Material for this task –
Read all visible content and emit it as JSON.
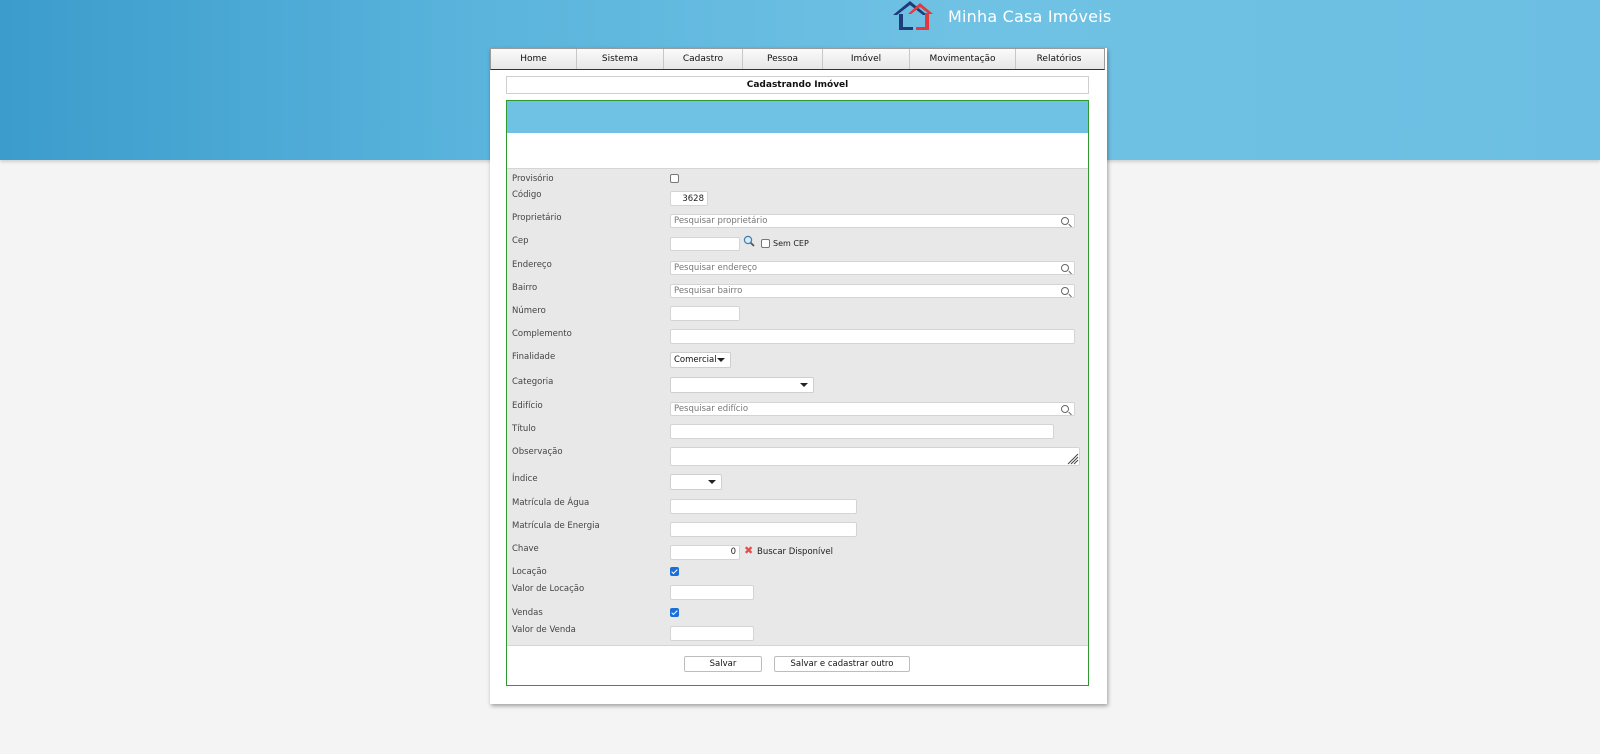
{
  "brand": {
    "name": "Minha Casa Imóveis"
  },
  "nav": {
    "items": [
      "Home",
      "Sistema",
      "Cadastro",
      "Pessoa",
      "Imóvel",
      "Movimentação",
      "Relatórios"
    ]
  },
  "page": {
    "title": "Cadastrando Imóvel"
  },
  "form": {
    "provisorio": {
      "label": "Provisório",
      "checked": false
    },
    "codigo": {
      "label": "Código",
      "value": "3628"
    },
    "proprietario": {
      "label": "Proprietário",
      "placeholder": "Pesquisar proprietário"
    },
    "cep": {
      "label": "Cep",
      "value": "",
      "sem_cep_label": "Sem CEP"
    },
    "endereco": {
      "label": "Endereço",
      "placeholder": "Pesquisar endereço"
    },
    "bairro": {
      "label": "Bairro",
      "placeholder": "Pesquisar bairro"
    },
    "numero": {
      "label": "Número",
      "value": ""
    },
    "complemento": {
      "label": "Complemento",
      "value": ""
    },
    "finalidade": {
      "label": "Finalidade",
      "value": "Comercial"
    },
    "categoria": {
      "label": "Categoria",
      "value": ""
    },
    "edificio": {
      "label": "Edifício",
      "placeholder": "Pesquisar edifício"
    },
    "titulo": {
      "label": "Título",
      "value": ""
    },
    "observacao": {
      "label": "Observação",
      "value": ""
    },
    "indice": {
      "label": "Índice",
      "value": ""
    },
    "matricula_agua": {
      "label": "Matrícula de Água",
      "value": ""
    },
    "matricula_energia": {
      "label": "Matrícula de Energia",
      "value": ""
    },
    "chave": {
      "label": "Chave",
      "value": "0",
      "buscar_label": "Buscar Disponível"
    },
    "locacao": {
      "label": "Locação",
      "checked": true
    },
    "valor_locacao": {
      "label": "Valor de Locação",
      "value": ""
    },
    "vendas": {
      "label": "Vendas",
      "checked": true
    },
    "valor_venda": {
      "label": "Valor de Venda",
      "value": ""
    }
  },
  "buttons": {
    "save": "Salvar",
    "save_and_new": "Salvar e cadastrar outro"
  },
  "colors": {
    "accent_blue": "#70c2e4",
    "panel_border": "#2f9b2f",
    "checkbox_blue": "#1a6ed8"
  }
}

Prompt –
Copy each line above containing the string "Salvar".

Answer to the exercise –
    "save": "Salvar",
    "save_and_new": "Salvar e cadastrar outro"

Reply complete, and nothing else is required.